Kasuri methi will not make your vada bitter because the quantity is only one tablespoon. The vada will taste bitter only if there’s more of it. So a single spoon won’t make a massive difference in the overall taste. On the contrary, it will enhance the flavour.
Can we use corn flour or rice flour?
No, you can’t use corn or rice flour in this recipe. There’s absolutely no need for either of them. We already have all-purpose flour and semolina, aka rava. Both will give the desired shape to your vada and will not shatter while deep frying in hot oil.
Hot milk or cold milk. Which one to use?
We need regular room temperature milk. It should not be hot or even lukewarm, and the dough will become loose. If that happens, toss the dough into the fridge for an hour. Cover the dough with a cloth or food-grade plastic wrap before putting it into the refrigerator.

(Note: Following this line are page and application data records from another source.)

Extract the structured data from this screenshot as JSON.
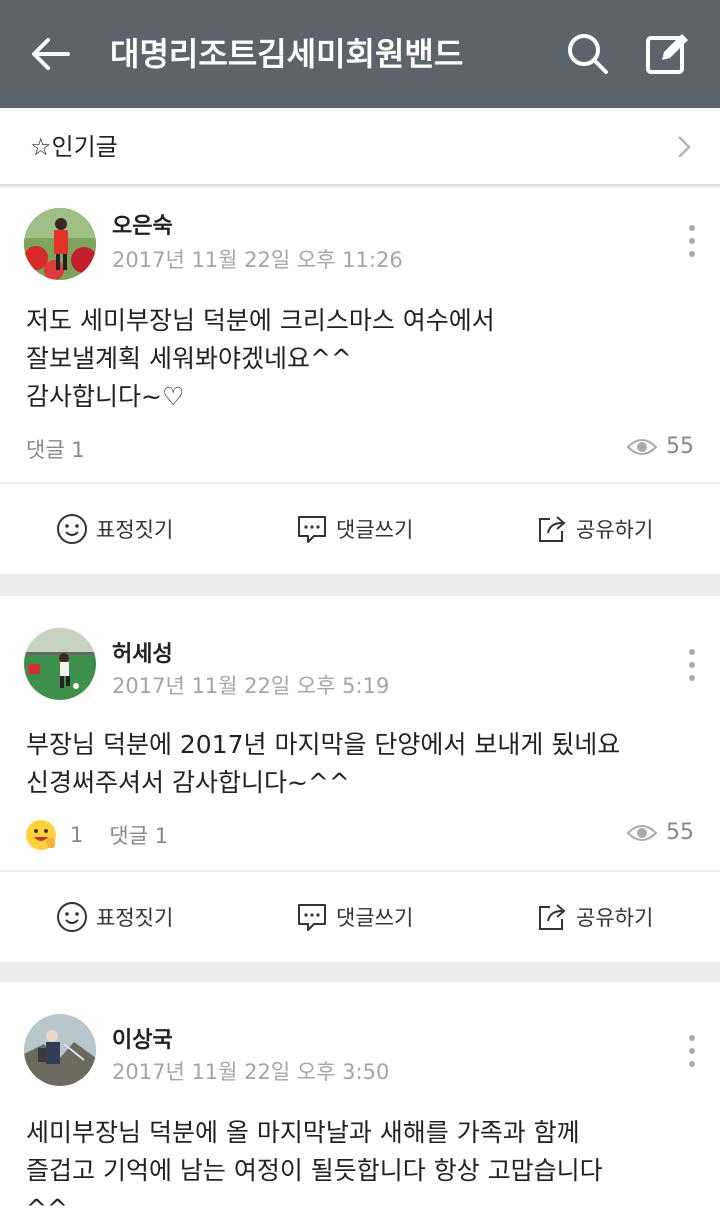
{
  "appbar": {
    "title": "대명리조트김세미회원밴드",
    "bg_color": "#5d636a",
    "icons": [
      "back-arrow-icon",
      "search-icon",
      "write-icon"
    ]
  },
  "popular": {
    "label": "☆인기글"
  },
  "actions": {
    "emotion": "표정짓기",
    "comment": "댓글쓰기",
    "share": "공유하기"
  },
  "posts": [
    {
      "author": "오은숙",
      "date": "2017년 11월 22일 오후 11:26",
      "body": "저도  세미부장님 덕분에 크리스마스 여수에서\n잘보낼계획 세워봐야겠네요^^\n감사합니다~♡",
      "comments": "댓글 1",
      "views": "55"
    },
    {
      "author": "허세성",
      "date": "2017년 11월 22일 오후 5:19",
      "body": "부장님 덕분에 2017년 마지막을 단양에서 보내게 됬네요\n신경써주셔서 감사합니다~^^",
      "reactions": "1",
      "comments": "댓글 1",
      "views": "55"
    },
    {
      "author": "이상국",
      "date": "2017년 11월 22일 오후 3:50",
      "body": "세미부장님 덕분에 올 마지막날과 새해를  가족과 함께\n즐겁고 기억에 남는 여정이  될듯합니다 항상 고맙습니다\n^^"
    }
  ]
}
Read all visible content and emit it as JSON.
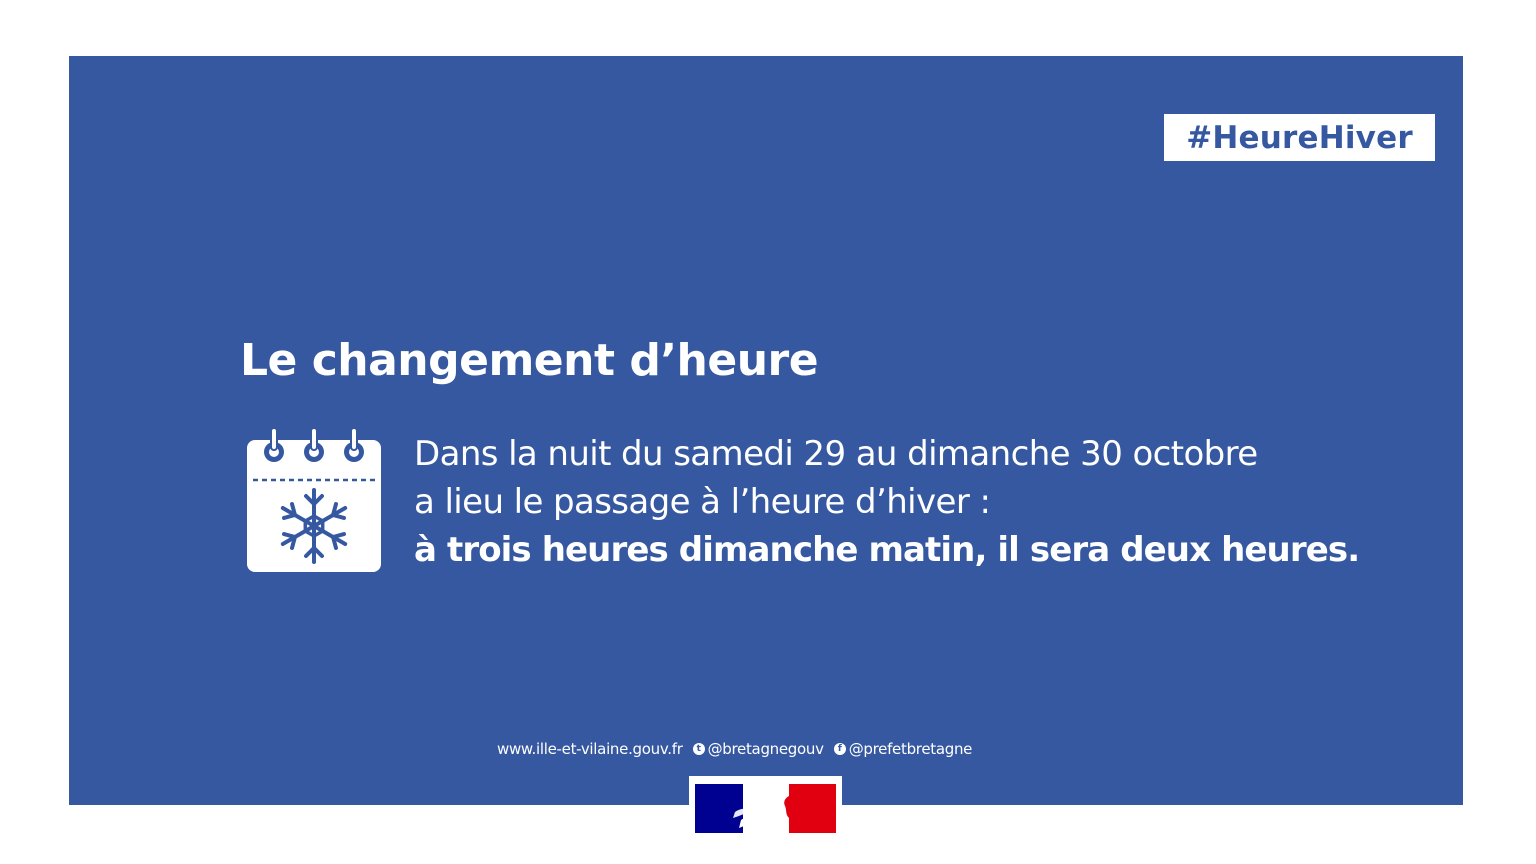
{
  "colors": {
    "panel": "#3558a1",
    "text": "#ffffff",
    "flag_blue": "#000091",
    "flag_red": "#e1000f"
  },
  "hashtag": "#HeureHiver",
  "title": "Le changement d’heure",
  "icon": "calendar-snowflake-icon",
  "body": {
    "line1": "Dans la nuit du samedi 29 au dimanche 30 octobre",
    "line2": "a lieu le passage à l’heure d’hiver :",
    "line3": "à trois heures dimanche matin, il sera deux heures."
  },
  "footer": {
    "website": "www.ille-et-vilaine.gouv.fr",
    "twitter": "@bretagnegouv",
    "facebook": "@prefetbretagne"
  },
  "logo": "marianne-republique-francaise-logo"
}
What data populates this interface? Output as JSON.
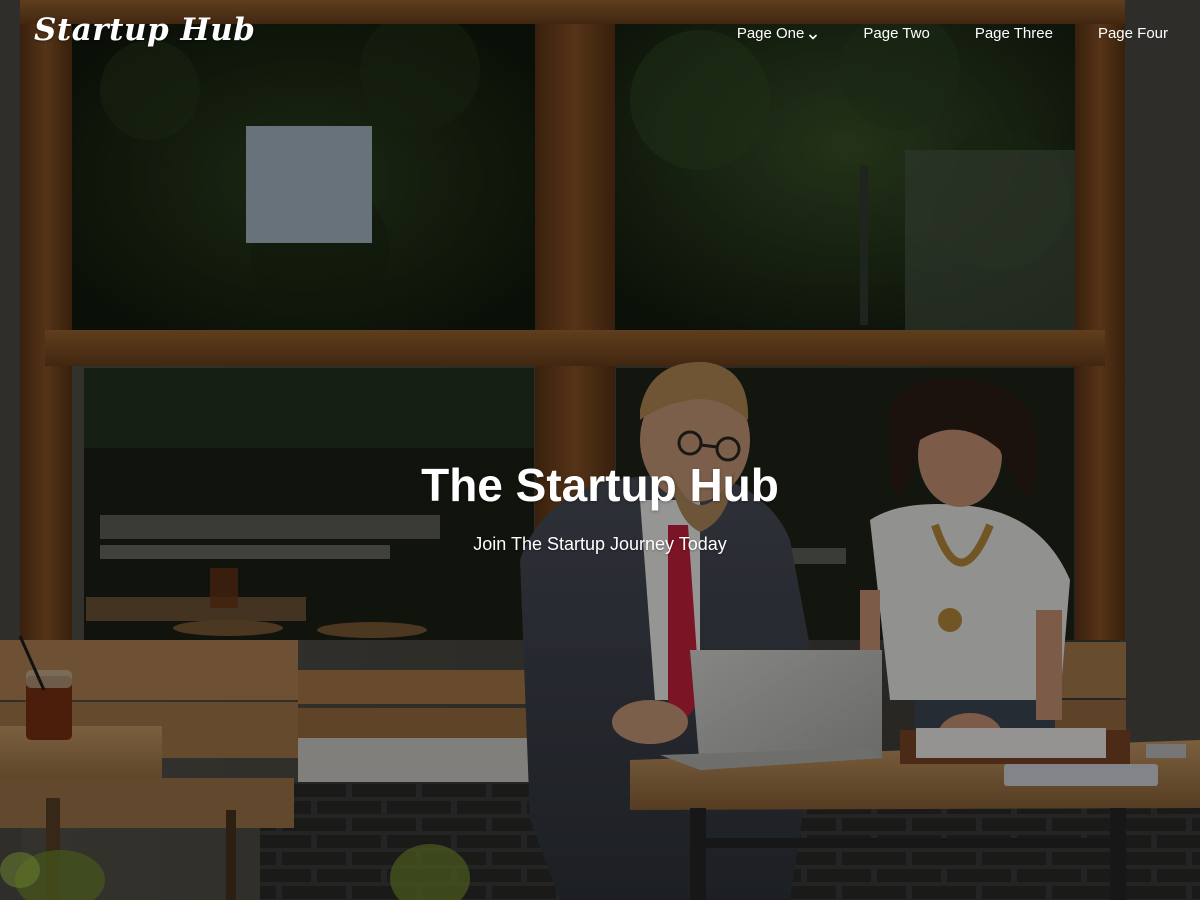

Is it necessary to make a hole in the middle?
Typical south-style vadas have holes in the middle. A vada without a cavity in the middle will look like a huge cutlet or pattice. If you are okay with it, go ahead without making a depression in the centre. Making a small cavity in the middle is easier than you think.
Where can I buy a mould to make South Indian style vada?
Mould are now available for almost any kind of fast food or snacks that you want to make. Check at local groceries or supermarkets. You can also check online for readymade moulds. However, I haven’t used the mould to make my vada.
Now that we know a lot about poha rava vada, let’s take a quick look at other vada recipes. Here’s a list of a variety of vada recipes that you can try at home. Browse them individually for recipe videos, making steps, tips and faqs.
List of vada recipes to try at home
- Navratri Special Sabudana Vada
- Sweetcorn Vada
- Medu Vada or Urad Dal Vada
- Gujarati Batata Vada
- The Legendary Dahi Vada
Dahi vada is one of my favourite vada among the list above. Let me know which one is yours. Reply in the comment section.